Usually it is a line, let’s be honest. But Rose Yagmur – a woman you sense means every word at the best of times – has a point when she says: “This is amazing, for a little band like us….. Thing is, the Reading four piece have taken it all in their stride. Not overawed in the slightest at seeing a packed venue, instead they tear into their half hour as if lives depend it – and to be fair, it could alter their future. Their scuzzy, punky, indie 90s rock takes in all kinds of things, not least “Playing With A Gun” with its impressive chorus, elsewhere, “Oh Well” and “Louder” sort of recall The Wannadies and the likes, but in a set that seems important for all kinds of reasons, then nothing seems more vital than the last one. “Hear Me Out” is about “being gay and proud – like me” says Yagmur, who ditches her bass for the duration, instead smashing a tambourine and jumping off stage to meet the front rows. Valeras have a youthful energy and an air of unpredictability that suggests this is far from the end of the road for them, and they may well blossom into something with proper individuality.

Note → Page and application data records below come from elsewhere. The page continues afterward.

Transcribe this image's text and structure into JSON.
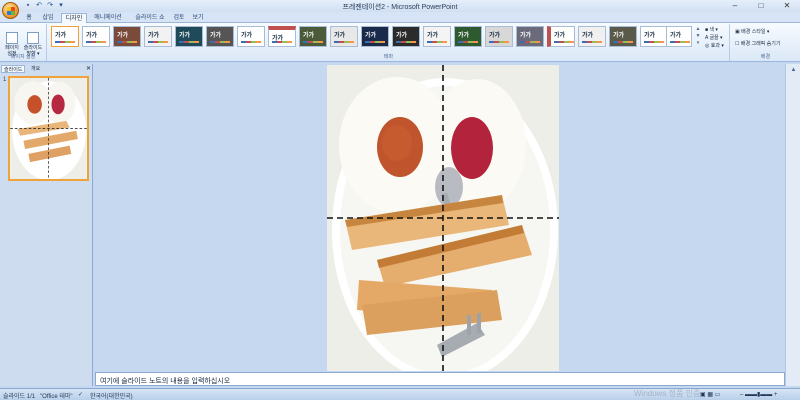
{
  "window": {
    "title": "프레젠테이션2 - Microsoft PowerPoint",
    "minimize": "–",
    "maximize": "□",
    "close": "✕"
  },
  "qat": {
    "save": "▪",
    "undo": "↶",
    "redo": "↷",
    "more": "▾"
  },
  "tabs": [
    "홈",
    "삽입",
    "디자인",
    "애니메이션",
    "슬라이드 쇼",
    "검토",
    "보기"
  ],
  "active_tab": "디자인",
  "ribbon": {
    "page_setup": {
      "btn1": "페이지\n설정",
      "btn2": "슬라이드\n방향 ▾",
      "group_label": "페이지 설정"
    },
    "themes": {
      "group_label": "테마",
      "items": [
        "가가",
        "가가",
        "가가",
        "가가",
        "가가",
        "가가",
        "가가",
        "가가",
        "가가",
        "가가",
        "가가",
        "가가",
        "가가",
        "가가",
        "가가",
        "가가",
        "가가",
        "가가",
        "가가",
        "가가",
        "가가"
      ]
    },
    "theme_options": {
      "colors": "색 ▾",
      "fonts": "글꼴 ▾",
      "effects": "효과 ▾"
    },
    "background": {
      "styles": "배경 스타일 ▾",
      "hide_graphics": "배경 그래픽 숨기기",
      "group_label": "배경"
    }
  },
  "slides_pane": {
    "tab_slides": "슬라이드",
    "tab_outline": "개요",
    "slide_number": "1"
  },
  "notes": {
    "placeholder": "여기에 슬라이드 노트의 내용을 입력하십시오"
  },
  "status": {
    "slide": "슬라이드 1/1",
    "theme": "\"Office 테마\"",
    "language": "한국어(대한민국)"
  },
  "watermark": "Windows 정품 인증"
}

On a night for honesty, you can’t fault John Rzeznik’s. The man who, along with Robby Takac has helmed the Goo Goo Dolls for over 30 years, knows what he is meant to say: “Hey Birmingham!” He yells, after the classic “Slide”, third song in if you please. “We’re so glad to be here! It’s warm in here ‘cos we’re altogether…..”
That’s what bands do, right? Except it’s freezing outside and sleeting. Rzeznik stops, smiles and says what he really thinks: “Man, I am not gonna bullshit you people. I am fucking freezing!”
In that spirit, I’ll tell the truth too.
Until “Miracle Pill” the bands 11th and latest record, arrived in the MV inbox last year – and the title track is the one they play after the temperature revelation – it’d been at least 15 years since I had listened to GGD.
I’d been a massive fan in the late 90s. “Dizzy Up The Girl” (just the 4.2 million records sold in the US) in general and the single “Slide” in particular, along with The Gin Blossoms and Counting Crows had defined the greatest unrequited love affair in the history of the world that went on throughout the period in my head, then I’d gone back and listened to the metal records they’d started with.
Fast forward 22 years, and I am sitting here tonight singing the words to these songs, stuff like “Black Balloon” and “January Friend” like they’ve been on my iPod every day since. That, right there, is the mark of brilliant music. They stick with you.
And a thought strikes. That story of the girl who wouldn’t remember me and who I haven’t seen in two decades. How many people here have something similar? Some connection with GGD like that?
Who knows, probably loads. What I do know is that this version of Goo Goo Dolls is in astonishingly good form tonight.
Starting with a new one “Indestructible” is a good move, given that it immediately gives notice that this is not a nostalgia trip. Rightly so, because they have plenty to offer and plenty to say.
They’ve always been hard to read. Their early records were proper heavy affairs, for all they became later, and when they play “Fallin Down” – on which keyboard man Jim McGorman excels – or when Takac sings “Another Second Time Around” you remember the rawness of the material, certainly the contrast with “Fearless” – the anthemic affair from “…Pill” is stark.
But then, what we are witnessing on this stage tonight is the natural evolution of an underrated band. The breadth of their stuff is shown in this 95 minutes. “Stay With You” is superb, and the screeching solo of “Autumn Leaves” from the new one makes for a great crescendo ready for the encore.
Except there isn’t an encore. And how can you not love the fact that this, a massive rock band by any definition, doesn’t need its ego stroking by going off and on again to get applause?
They do, of course, have “Iris” in their back pocket. Number one all around the world and millions and millions sold. It’s a mega hit, and it sounds huge, but you know what? “Broadway” is better. And it is alive tonight, it still is. The passion. The desire for the music, the pride in the performance.
How do we know this? Well, this is just a guess, but Rzeznik seems angry when the Harmonica part of the song doesn’t work. He throws the instrument, and if he could have launched his guitar at somebody at the end, then I am going to guess he’d have done that too. Settling instead for throwing it down.
I have no idea why he was upset, because let’s be clear, Goo Goo Dolls were brilliant tonight. In a way though, if he was upset that proves why. Because at a stage of their career when they could realistically, just find some anniversary and an excuse to play an album all the way through, they’d much rather keep pushing forward.